April 20 – By a significant margin, LinkedIn has recently become the most impersonated brand when it comes to phishing attacks, according to new information from Check Point Research (CPR).
The researchers’ 2022 Q1 Brand Phishing report revealed that phishing attacks impersonating the social networking site comprised over 50% of all phishing attempts globally within the first quarter of 2022. As compared to the previous quarter, this represents a 44% increase. Previously, LinkedIn was the fifth most impersonated brand.
Experts note that the new trend reveals how social engineering scams are shifting away from a focus on shipping companies and ordinary tech giants.
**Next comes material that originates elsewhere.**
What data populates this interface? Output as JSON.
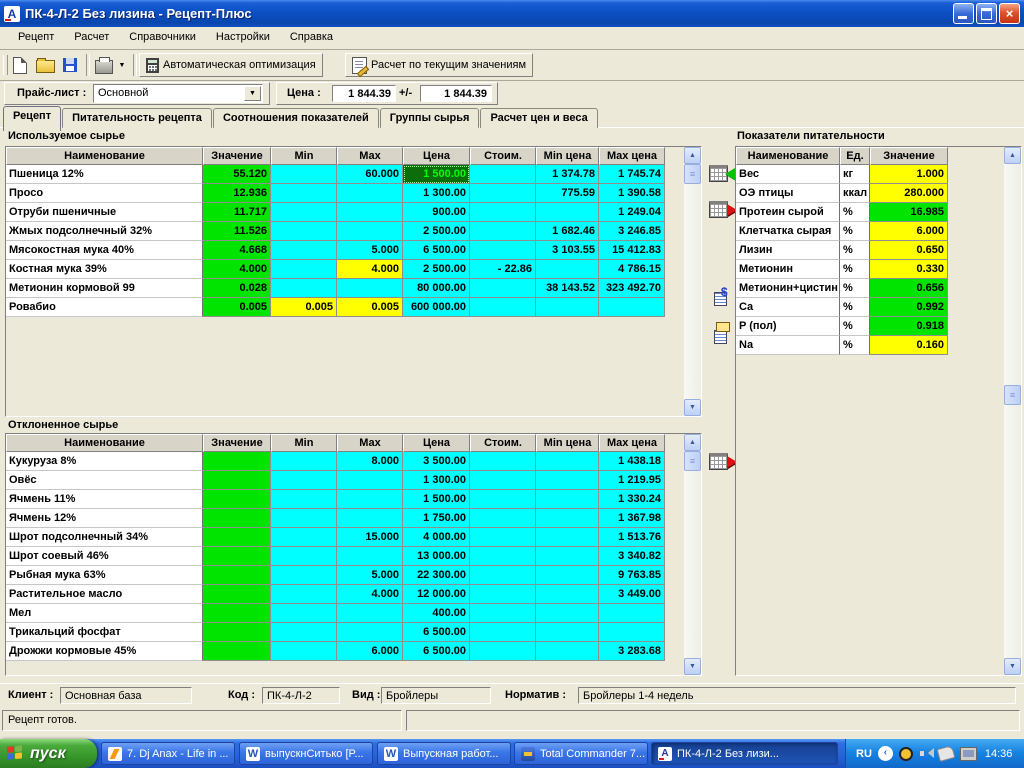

Instead, cyber scammers are turning towards social media networks.
LinkedIn brand phishing
Trailing LinkedIn, the most commonly impersonated brands within phishing attacks consisted of:
- DHL (14%)
- Google (7%)
- Microsoft (6%)
- FedEx (6%)
- WhatsApp (4%)
- Amazon (2%)
- Maersk (1%)
- AliExpress (0.8%)
- Apple (0.8%)
Data research group manager at Check Point Software, Omer Dembinsky, explained that, “These phishing attempts are attacks of opportunity…Criminal groups orchestrate these phishing attempts on a grand scale, with the intention of getting as many people to part with their personal data as possible.”
About the attacks
Dembinsky continued, “Some attacks will attempt to gain leverage over individuals or to steal their information; such as those we’re seeing with LinkedIn. Others will be attempts to deploy malware on company networks, such as the fake emails containing spoof carrier documents that we’re seeing with the likes of Maersk.”
Researchers have predicted an increase in social media-based cyber attacks for quite some time. Q1 of 2022 proved predictions. Although Facebook has dropped out of the top 10 rankings for most impersonated brand by phishing, it could see a resurgence in attacks in the near future.
Avoiding brand phishing
One of the best defenses against phishing threats consists of equipping yourself and your employees with knowledge pertaining to the latest threat types and how to behave in response to suspicious solicitations.
Employees are advised to watch out for misspelled domains, typos, incorrect dates and other red flags that can potentially expose a malicious email or text message. LinkedIn users, in particular, should take care to consider who reaches out to them, and whether or not it’s a good idea to connect.
The latest LinkedIn findings parallel research conducted by Egress. The aforementioned firm found that, amidst the ‘Great Resignation’, LinkedIn attacks surged by 232%.
While LinkedIn itself has highlighted new measures put in place to protect users from attacks, members are also encouraged to report suspicious messages and to increase awareness around what attacks can look like. Applying two-step verification can help too.
For more information about LinkedIn impersonation attacks, visit the Check Point Blog. Lastly, to receive more cutting-edge cyber security news, best practices and analyses, please sign up for the CyberTalk.org newsletter.